_WORK TO BE COMPLETED_.
An exact copy of all the data below is needed.

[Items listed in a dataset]
== Segment start ==
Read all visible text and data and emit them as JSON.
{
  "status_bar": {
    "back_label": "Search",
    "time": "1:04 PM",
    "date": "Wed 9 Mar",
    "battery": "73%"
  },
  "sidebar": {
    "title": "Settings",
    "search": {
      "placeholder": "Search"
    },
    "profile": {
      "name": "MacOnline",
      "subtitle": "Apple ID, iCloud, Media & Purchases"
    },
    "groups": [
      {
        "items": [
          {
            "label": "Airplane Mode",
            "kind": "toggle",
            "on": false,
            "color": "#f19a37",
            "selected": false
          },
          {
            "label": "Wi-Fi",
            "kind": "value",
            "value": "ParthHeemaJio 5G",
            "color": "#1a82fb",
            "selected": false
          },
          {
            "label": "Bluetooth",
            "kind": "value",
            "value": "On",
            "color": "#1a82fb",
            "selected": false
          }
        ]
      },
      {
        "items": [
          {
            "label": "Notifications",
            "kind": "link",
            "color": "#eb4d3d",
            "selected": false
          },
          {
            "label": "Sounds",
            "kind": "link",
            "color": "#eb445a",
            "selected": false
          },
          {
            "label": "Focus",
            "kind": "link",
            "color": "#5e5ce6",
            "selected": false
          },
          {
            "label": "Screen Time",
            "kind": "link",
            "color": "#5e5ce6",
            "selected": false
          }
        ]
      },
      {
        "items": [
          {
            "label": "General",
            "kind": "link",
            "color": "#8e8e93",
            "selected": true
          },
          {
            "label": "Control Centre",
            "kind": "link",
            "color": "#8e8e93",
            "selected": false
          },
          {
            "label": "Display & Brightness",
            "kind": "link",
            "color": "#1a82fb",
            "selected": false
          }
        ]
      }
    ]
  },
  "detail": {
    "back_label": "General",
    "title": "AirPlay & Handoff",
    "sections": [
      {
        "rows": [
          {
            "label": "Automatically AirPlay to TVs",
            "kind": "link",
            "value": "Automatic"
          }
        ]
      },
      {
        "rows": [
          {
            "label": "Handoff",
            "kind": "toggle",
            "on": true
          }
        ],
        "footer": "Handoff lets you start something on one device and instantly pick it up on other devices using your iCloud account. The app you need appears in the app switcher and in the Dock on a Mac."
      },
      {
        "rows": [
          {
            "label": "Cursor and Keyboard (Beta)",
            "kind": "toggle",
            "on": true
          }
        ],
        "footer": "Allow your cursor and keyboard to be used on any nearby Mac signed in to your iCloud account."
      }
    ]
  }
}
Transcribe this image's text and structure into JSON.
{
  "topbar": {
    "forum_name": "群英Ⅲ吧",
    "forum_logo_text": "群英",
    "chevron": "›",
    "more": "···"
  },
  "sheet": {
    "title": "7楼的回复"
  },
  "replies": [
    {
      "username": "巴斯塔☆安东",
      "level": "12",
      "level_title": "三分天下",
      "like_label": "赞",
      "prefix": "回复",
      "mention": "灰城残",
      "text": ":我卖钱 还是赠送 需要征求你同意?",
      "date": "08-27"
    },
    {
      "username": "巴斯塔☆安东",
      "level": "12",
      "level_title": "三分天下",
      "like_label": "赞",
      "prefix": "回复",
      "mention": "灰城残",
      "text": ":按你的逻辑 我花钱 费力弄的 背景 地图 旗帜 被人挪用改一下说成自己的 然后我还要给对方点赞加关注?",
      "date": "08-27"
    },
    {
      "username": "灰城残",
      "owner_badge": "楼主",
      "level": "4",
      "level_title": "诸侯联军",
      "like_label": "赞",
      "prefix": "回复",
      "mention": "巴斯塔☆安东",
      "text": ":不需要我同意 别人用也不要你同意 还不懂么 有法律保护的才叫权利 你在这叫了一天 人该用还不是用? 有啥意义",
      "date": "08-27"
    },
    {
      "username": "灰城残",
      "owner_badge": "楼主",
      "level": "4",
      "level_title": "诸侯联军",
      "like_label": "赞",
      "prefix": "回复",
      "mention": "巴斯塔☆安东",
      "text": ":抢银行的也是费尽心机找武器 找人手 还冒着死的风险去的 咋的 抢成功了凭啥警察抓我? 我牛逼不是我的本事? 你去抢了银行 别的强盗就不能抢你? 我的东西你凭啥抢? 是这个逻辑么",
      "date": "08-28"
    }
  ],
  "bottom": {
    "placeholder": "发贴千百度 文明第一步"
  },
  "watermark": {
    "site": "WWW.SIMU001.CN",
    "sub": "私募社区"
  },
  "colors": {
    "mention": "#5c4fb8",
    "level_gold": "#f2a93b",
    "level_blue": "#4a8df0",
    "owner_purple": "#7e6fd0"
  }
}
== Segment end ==
_RESPONSE_.
Read all visible text and data and emit them as JSON.
{
  "status_bar": {
    "back_label": "Search",
    "time": "1:04 PM",
    "date": "Wed 9 Mar",
    "battery": "73%"
  },
  "sidebar": {
    "title": "Settings",
    "search": {
      "placeholder": "Search"
    },
    "profile": {
      "name": "MacOnline",
      "subtitle": "Apple ID, iCloud, Media & Purchases"
    },
    "groups": [
      {
        "items": [
          {
            "label": "Airplane Mode",
            "kind": "toggle",
            "on": false,
            "color": "#f19a37",
            "selected": false
          },
          {
            "label": "Wi-Fi",
            "kind": "value",
            "value": "ParthHeemaJio 5G",
            "color": "#1a82fb",
            "selected": false
          },
          {
            "label": "Bluetooth",
            "kind": "value",
            "value": "On",
            "color": "#1a82fb",
            "selected": false
          }
        ]
      },
      {
        "items": [
          {
            "label": "Notifications",
            "kind": "link",
            "color": "#eb4d3d",
            "selected": false
          },
          {
            "label": "Sounds",
            "kind": "link",
            "color": "#eb445a",
            "selected": false
          },
          {
            "label": "Focus",
            "kind": "link",
            "color": "#5e5ce6",
            "selected": false
          },
          {
            "label": "Screen Time",
            "kind": "link",
            "color": "#5e5ce6",
            "selected": false
          }
        ]
      },
      {
        "items": [
          {
            "label": "General",
            "kind": "link",
            "color": "#8e8e93",
            "selected": true
          },
          {
            "label": "Control Centre",
            "kind": "link",
            "color": "#8e8e93",
            "selected": false
          },
          {
            "label": "Display & Brightness",
            "kind": "link",
            "color": "#1a82fb",
            "selected": false
          }
        ]
      }
    ]
  },
  "detail": {
    "back_label": "General",
    "title": "AirPlay & Handoff",
    "sections": [
      {
        "rows": [
          {
            "label": "Automatically AirPlay to TVs",
            "kind": "link",
            "value": "Automatic"
          }
        ]
      },
      {
        "rows": [
          {
            "label": "Handoff",
            "kind": "toggle",
            "on": true
          }
        ],
        "footer": "Handoff lets you start something on one device and instantly pick it up on other devices using your iCloud account. The app you need appears in the app switcher and in the Dock on a Mac."
      },
      {
        "rows": [
          {
            "label": "Cursor and Keyboard (Beta)",
            "kind": "toggle",
            "on": true
          }
        ],
        "footer": "Allow your cursor and keyboard to be used on any nearby Mac signed in to your iCloud account."
      }
    ]
  }
}
Transcribe this image's text and structure into JSON.
{
  "topbar": {
    "forum_name": "群英Ⅲ吧",
    "forum_logo_text": "群英",
    "chevron": "›",
    "more": "···"
  },
  "sheet": {
    "title": "7楼的回复"
  },
  "replies": [
    {
      "username": "巴斯塔☆安东",
      "level": "12",
      "level_title": "三分天下",
      "like_label": "赞",
      "prefix": "回复",
      "mention": "灰城残",
      "text": ":我卖钱 还是赠送 需要征求你同意?",
      "date": "08-27"
    },
    {
      "username": "巴斯塔☆安东",
      "level": "12",
      "level_title": "三分天下",
      "like_label": "赞",
      "prefix": "回复",
      "mention": "灰城残",
      "text": ":按你的逻辑 我花钱 费力弄的 背景 地图 旗帜 被人挪用改一下说成自己的 然后我还要给对方点赞加关注?",
      "date": "08-27"
    },
    {
      "username": "灰城残",
      "owner_badge": "楼主",
      "level": "4",
      "level_title": "诸侯联军",
      "like_label": "赞",
      "prefix": "回复",
      "mention": "巴斯塔☆安东",
      "text": ":不需要我同意 别人用也不要你同意 还不懂么 有法律保护的才叫权利 你在这叫了一天 人该用还不是用? 有啥意义",
      "date": "08-27"
    },
    {
      "username": "灰城残",
      "owner_badge": "楼主",
      "level": "4",
      "level_title": "诸侯联军",
      "like_label": "赞",
      "prefix": "回复",
      "mention": "巴斯塔☆安东",
      "text": ":抢银行的也是费尽心机找武器 找人手 还冒着死的风险去的 咋的 抢成功了凭啥警察抓我? 我牛逼不是我的本事? 你去抢了银行 别的强盗就不能抢你? 我的东西你凭啥抢? 是这个逻辑么",
      "date": "08-28"
    }
  ],
  "bottom": {
    "placeholder": "发贴千百度 文明第一步"
  },
  "watermark": {
    "site": "WWW.SIMU001.CN",
    "sub": "私募社区"
  },
  "colors": {
    "mention": "#5c4fb8",
    "level_gold": "#f2a93b",
    "level_blue": "#4a8df0",
    "owner_purple": "#7e6fd0"
  }
}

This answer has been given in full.